Exercise requirements ->
Report each line of the data that includes the word "screenshot".

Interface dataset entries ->
=====

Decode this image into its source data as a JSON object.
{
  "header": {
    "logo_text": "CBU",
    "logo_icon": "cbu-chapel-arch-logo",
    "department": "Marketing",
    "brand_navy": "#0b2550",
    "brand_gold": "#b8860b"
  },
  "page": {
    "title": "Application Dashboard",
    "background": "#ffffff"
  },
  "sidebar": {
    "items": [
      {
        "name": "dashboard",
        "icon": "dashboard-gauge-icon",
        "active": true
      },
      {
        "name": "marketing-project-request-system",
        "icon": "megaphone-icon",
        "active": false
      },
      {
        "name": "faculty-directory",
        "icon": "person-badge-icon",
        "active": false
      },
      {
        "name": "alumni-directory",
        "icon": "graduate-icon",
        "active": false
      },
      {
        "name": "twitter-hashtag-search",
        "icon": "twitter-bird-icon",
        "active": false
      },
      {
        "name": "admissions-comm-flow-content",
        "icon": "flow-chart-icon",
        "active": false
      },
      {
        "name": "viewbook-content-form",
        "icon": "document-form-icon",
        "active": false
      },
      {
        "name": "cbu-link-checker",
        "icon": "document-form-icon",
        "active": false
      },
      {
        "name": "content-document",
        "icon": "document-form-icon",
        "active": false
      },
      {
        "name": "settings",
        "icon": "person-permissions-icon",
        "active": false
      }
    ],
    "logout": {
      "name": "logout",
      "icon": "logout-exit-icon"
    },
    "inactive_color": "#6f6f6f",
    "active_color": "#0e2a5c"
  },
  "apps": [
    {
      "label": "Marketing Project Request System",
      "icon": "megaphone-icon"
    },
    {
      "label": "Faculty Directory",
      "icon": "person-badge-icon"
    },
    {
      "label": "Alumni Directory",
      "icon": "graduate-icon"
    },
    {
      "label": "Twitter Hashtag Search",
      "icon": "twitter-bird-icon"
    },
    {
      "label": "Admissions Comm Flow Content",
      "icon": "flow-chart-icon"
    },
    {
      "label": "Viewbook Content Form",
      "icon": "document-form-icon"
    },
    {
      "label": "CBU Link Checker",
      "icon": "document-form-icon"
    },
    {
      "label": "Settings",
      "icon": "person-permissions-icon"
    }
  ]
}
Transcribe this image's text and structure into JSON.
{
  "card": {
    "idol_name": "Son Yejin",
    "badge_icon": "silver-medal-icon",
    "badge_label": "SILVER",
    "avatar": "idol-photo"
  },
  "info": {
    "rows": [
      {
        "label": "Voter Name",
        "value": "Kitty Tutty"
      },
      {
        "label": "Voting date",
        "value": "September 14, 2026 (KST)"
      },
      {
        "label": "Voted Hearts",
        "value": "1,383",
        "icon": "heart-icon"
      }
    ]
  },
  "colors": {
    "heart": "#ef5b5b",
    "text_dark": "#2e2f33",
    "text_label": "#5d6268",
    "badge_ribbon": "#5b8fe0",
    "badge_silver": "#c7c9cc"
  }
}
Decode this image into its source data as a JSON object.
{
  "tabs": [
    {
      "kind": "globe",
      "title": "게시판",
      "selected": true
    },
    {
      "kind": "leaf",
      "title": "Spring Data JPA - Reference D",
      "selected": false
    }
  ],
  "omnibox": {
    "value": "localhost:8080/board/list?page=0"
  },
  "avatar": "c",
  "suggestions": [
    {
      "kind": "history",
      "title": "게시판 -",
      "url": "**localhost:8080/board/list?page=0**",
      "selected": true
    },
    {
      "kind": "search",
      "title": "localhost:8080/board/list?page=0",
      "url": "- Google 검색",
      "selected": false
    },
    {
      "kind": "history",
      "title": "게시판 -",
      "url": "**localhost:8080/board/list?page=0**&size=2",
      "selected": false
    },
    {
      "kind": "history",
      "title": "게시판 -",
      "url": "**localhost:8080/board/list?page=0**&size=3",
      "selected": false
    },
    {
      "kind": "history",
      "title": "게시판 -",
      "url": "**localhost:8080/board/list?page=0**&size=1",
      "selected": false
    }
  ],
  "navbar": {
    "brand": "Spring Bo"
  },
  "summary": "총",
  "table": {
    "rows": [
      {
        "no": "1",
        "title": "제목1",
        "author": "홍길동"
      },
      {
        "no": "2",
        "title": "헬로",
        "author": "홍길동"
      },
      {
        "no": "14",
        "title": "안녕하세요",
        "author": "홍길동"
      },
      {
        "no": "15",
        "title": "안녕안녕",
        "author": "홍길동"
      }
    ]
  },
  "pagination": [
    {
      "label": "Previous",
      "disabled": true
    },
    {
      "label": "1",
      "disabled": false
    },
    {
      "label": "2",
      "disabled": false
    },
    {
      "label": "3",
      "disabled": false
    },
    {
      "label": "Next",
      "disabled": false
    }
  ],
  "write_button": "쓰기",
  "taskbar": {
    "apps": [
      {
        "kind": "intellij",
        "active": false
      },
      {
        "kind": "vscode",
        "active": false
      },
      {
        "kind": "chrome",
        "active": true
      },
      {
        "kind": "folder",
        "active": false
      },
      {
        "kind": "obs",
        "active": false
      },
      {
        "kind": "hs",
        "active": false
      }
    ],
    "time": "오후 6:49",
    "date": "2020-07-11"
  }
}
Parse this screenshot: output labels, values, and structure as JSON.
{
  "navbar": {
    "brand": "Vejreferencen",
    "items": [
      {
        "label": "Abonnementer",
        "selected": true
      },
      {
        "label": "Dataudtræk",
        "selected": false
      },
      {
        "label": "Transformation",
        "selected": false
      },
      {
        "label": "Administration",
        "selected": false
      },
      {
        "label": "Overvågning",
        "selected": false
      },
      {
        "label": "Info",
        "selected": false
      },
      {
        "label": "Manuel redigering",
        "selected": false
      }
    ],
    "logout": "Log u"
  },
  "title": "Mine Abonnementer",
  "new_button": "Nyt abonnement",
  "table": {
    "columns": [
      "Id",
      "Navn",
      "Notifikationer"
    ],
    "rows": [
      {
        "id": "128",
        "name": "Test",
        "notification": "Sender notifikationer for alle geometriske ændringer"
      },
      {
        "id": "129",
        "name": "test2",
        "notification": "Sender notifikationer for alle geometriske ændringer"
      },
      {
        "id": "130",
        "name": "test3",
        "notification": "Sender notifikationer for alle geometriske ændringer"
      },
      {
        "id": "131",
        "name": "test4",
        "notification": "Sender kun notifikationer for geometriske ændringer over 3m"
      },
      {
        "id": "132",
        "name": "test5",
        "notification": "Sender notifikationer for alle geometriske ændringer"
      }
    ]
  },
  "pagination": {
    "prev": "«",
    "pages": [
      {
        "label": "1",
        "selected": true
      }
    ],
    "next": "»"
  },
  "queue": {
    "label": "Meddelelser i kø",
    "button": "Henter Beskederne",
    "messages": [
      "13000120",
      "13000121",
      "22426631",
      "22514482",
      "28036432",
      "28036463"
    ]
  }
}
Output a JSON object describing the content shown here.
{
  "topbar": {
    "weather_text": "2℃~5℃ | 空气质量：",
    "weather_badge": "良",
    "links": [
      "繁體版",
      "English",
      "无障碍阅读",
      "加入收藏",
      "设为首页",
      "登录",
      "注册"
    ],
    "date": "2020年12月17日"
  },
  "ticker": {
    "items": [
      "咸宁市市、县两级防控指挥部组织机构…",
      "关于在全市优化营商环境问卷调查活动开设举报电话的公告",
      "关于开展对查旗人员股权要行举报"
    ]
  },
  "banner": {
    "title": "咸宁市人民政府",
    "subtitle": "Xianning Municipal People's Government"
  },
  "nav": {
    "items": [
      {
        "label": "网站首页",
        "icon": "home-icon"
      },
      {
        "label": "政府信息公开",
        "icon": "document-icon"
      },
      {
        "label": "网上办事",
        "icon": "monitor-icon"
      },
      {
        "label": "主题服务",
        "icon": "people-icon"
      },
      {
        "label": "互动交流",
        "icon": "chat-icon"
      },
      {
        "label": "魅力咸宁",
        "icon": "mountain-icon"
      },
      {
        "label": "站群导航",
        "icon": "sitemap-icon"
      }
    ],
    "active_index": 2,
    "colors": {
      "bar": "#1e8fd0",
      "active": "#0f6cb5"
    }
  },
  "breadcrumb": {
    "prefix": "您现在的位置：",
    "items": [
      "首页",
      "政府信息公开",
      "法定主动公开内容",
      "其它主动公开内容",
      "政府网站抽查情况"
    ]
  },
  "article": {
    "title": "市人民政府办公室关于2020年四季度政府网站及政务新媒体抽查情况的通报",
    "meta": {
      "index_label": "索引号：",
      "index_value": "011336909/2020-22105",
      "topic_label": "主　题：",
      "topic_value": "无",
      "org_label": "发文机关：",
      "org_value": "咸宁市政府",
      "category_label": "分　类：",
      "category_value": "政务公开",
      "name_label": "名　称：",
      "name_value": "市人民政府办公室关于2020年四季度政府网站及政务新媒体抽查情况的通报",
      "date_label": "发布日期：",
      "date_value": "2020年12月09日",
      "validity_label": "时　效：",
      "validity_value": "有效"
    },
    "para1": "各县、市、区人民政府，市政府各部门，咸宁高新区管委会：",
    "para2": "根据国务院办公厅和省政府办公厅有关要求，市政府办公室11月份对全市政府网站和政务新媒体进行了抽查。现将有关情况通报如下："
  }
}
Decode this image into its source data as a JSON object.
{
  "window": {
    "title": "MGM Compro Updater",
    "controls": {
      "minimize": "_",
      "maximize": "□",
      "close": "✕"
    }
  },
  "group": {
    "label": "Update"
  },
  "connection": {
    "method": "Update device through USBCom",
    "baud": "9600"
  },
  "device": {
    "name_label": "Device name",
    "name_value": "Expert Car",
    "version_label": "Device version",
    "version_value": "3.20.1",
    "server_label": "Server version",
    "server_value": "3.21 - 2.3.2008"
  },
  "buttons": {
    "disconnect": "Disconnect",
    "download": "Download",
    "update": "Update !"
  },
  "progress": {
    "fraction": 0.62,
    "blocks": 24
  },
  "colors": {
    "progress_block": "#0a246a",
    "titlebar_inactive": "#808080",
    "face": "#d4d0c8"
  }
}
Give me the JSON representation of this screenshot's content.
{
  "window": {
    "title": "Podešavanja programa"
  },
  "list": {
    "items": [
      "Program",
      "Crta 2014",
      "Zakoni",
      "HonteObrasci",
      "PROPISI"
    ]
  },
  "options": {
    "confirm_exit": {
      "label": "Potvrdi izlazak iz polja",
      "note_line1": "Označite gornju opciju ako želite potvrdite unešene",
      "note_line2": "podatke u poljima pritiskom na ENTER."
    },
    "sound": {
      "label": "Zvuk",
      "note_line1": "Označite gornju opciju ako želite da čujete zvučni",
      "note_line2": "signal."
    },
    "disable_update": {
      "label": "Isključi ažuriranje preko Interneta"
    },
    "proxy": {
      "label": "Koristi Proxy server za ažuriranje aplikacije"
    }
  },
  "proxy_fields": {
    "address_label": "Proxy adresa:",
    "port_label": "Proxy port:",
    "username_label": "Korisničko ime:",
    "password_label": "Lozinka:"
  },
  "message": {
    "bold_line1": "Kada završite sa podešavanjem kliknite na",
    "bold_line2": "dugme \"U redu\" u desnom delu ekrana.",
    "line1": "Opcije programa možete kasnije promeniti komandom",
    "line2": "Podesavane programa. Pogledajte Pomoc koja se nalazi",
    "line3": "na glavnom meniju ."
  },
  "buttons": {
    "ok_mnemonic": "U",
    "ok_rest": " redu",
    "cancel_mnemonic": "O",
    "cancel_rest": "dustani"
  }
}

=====

Answer below ->
Parse this screenshot: output labels, values, and structure as JSON.
Give me the JSON representation of this screenshot's content.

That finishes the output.